 An equation in which one side is a perfect square trinomial can be easily solved by taking the square root of each side.  Consider the example at the right:

It is this method of solution that is the basis of a process called "completing the square".

Consider the equation:  .
Our solution strategy will be to "force" a  perfect square trinomial of the form

on the left hand side of the equation.
This method of "forcing" the existence of a perfect square trinomial is completing the square.

 Steps for Completing the Square:

 1.  Be sure that the coefficient of the highest power is one.

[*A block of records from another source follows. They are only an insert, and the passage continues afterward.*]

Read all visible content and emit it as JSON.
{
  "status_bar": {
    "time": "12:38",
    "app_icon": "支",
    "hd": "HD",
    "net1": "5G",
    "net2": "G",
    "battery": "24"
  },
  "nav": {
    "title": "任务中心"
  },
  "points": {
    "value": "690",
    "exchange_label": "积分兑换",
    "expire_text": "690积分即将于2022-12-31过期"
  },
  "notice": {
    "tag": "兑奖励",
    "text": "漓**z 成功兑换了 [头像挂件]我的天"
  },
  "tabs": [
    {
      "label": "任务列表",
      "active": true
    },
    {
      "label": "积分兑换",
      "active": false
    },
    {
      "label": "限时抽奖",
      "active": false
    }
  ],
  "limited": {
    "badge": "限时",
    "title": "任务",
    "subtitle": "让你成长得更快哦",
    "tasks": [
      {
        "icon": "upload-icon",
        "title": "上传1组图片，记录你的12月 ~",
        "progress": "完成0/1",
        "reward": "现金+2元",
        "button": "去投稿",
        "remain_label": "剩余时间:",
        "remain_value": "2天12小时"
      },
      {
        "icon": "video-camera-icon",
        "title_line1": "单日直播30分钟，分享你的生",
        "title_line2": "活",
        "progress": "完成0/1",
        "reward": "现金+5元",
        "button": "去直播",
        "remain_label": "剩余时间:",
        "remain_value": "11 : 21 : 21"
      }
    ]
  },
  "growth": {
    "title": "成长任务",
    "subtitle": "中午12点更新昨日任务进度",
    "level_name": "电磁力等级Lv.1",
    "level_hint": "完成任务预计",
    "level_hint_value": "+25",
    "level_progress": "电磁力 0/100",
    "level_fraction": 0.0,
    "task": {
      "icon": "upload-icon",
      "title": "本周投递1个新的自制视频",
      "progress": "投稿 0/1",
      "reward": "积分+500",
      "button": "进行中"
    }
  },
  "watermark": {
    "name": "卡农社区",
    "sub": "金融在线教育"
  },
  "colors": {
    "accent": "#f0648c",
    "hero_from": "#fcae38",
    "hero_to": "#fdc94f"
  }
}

If it is not, divide each term by that value to create a leading coefficient of one. 2.  Move the constant term to the right hand side. 3.  Prepare to add the needed value to create the perfect square trinomial.  Be sure to balance the equation.  The boxes may help you remember to balance. 4.  To find the needed value for the perfect square trinomial, take half of the coefficient of the middle term (x-term), square it, and add that value to both sides of the equation. 5.  Factor the perfect square trinomial. 6.  Take the square root of each side and solve.  Remember to consider both plus and minus results.

Examples:  Solve each example by completing the square.

1:

 Keep all x related terms on one side.  Move the constant to the right.Get ready to create a perfect square on the left.  Balance the equation. Take half of the x-term coefficient and square it.  Add this value to both sides. Factor and write the perfect square on the left. Take the square root of both sides.  Be sure to allow for both plus and minus. Solve for x.

2:

 This equation needs some re-arranging. Divide through by 2 to create the leading coefficient of 1 (for p2). Keep all p related terms on one side.  Move the constant to the right. Get ready to create a perfect square on the left.  Balance the equation. Take half of the p-term coefficient and square it.  Add this value to both sides. Factor and write the perfect square on the left. Take the square root of both sides.  Be sure to allow for both plus and minus. Solve for p.  Be sure to express the negative radical as an imaginary number.

There are other applications of completing the square.  In the section on Equations of Circles, we will see how completing the square is used  to change the equation of a circle from general form to center-radius form.

 Topic Index | Algebra2/Trig Index | Regents Exam Prep Center Created by Donna Roberts